:: Exercise data ::
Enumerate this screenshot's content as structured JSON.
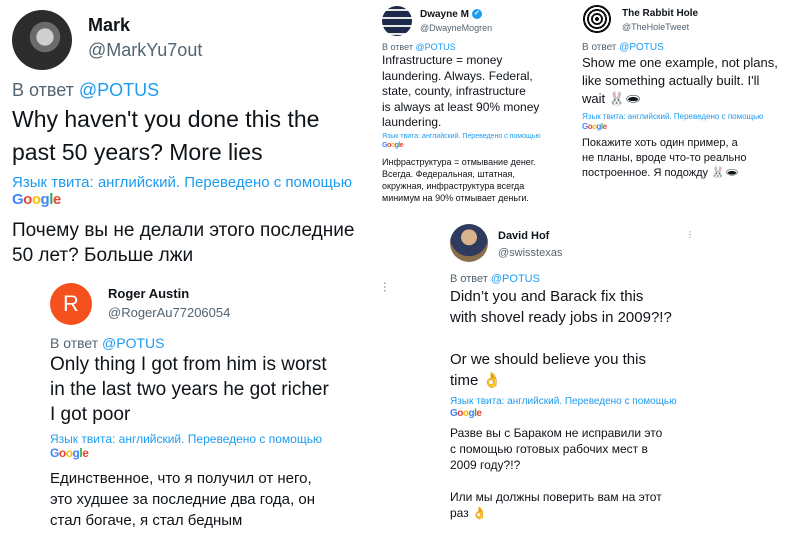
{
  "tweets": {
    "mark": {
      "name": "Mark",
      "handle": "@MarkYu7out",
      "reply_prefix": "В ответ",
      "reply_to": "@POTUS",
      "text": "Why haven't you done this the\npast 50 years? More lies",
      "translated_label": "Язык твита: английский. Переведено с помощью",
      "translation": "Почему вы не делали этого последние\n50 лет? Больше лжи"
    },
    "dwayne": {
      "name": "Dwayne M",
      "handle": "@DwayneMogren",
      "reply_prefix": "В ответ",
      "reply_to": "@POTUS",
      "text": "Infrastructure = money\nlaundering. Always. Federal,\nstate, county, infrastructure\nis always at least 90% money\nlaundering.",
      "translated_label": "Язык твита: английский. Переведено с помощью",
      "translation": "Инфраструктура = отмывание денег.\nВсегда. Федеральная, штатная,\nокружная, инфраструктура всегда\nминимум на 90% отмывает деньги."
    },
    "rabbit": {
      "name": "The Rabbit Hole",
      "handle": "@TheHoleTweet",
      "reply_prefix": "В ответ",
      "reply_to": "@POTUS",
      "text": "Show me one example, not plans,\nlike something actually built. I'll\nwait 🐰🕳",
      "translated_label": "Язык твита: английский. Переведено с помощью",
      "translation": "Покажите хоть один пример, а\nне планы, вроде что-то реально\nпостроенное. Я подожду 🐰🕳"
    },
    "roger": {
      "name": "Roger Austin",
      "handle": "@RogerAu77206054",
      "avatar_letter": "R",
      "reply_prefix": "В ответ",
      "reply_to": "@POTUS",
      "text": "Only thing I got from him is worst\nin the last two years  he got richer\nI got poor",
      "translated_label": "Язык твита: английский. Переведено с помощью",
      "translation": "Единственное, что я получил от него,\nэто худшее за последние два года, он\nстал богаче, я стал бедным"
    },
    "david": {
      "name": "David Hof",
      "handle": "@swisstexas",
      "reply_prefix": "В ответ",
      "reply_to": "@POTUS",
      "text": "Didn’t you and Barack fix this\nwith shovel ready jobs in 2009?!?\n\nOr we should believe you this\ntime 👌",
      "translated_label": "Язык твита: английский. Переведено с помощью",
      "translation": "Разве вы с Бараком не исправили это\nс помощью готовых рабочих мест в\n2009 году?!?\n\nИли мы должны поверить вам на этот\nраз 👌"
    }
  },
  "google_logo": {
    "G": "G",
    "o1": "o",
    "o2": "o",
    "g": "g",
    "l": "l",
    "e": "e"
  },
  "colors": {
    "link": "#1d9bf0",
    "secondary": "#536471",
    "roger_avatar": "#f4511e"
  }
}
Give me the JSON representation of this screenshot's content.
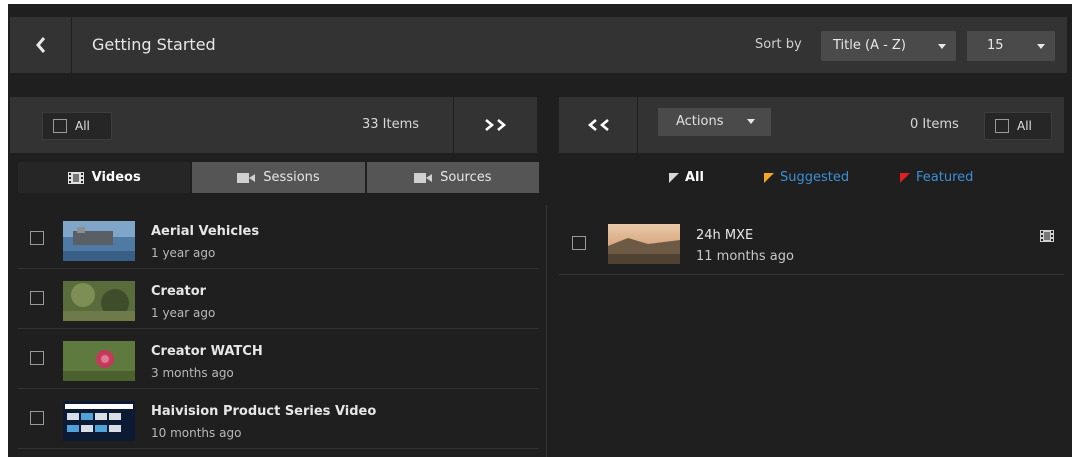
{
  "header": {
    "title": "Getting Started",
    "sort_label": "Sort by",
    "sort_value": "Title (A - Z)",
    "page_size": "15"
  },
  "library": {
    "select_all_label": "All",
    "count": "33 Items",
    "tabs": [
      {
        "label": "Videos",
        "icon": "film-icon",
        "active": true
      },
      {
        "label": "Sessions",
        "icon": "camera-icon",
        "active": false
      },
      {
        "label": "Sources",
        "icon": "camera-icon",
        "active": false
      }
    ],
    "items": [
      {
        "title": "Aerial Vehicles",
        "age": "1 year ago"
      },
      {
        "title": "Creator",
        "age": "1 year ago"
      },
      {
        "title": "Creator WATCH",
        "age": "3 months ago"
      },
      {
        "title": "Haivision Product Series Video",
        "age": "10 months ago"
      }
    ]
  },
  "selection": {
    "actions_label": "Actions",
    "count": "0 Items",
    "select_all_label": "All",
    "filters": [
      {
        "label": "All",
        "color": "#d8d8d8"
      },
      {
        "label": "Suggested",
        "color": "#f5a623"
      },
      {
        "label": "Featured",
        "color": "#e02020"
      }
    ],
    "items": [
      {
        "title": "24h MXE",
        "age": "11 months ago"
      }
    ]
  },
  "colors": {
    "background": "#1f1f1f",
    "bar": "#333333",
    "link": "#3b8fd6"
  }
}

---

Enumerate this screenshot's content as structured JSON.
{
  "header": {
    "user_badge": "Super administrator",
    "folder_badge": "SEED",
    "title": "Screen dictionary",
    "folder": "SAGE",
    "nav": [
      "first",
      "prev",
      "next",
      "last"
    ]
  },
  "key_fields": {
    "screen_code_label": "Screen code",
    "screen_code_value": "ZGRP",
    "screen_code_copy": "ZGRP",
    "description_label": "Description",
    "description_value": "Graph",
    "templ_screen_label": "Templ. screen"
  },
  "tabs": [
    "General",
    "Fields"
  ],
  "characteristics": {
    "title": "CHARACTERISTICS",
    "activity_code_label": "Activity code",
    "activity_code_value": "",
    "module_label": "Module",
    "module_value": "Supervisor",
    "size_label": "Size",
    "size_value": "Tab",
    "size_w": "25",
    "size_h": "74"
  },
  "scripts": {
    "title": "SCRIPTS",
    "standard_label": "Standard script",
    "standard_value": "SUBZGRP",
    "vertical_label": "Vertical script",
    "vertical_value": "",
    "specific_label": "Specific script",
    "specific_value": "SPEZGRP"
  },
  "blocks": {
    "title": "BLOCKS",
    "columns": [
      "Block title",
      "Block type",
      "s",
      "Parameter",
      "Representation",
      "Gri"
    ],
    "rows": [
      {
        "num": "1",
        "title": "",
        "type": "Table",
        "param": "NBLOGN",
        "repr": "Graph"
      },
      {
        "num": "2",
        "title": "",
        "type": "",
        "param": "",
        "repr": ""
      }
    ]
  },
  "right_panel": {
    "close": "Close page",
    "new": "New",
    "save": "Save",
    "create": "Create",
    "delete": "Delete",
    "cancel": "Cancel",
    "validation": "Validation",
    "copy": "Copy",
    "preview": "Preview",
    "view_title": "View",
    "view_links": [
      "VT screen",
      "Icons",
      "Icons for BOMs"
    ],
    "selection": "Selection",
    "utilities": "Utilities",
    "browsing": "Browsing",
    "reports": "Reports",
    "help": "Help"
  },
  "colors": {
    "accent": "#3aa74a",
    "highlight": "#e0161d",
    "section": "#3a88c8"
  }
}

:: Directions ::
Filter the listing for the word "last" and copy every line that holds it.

:: Exercise result ::
      "text": "Only thing I got from him is worst\nin the last two years  he got richer\nI got poor",
      "last"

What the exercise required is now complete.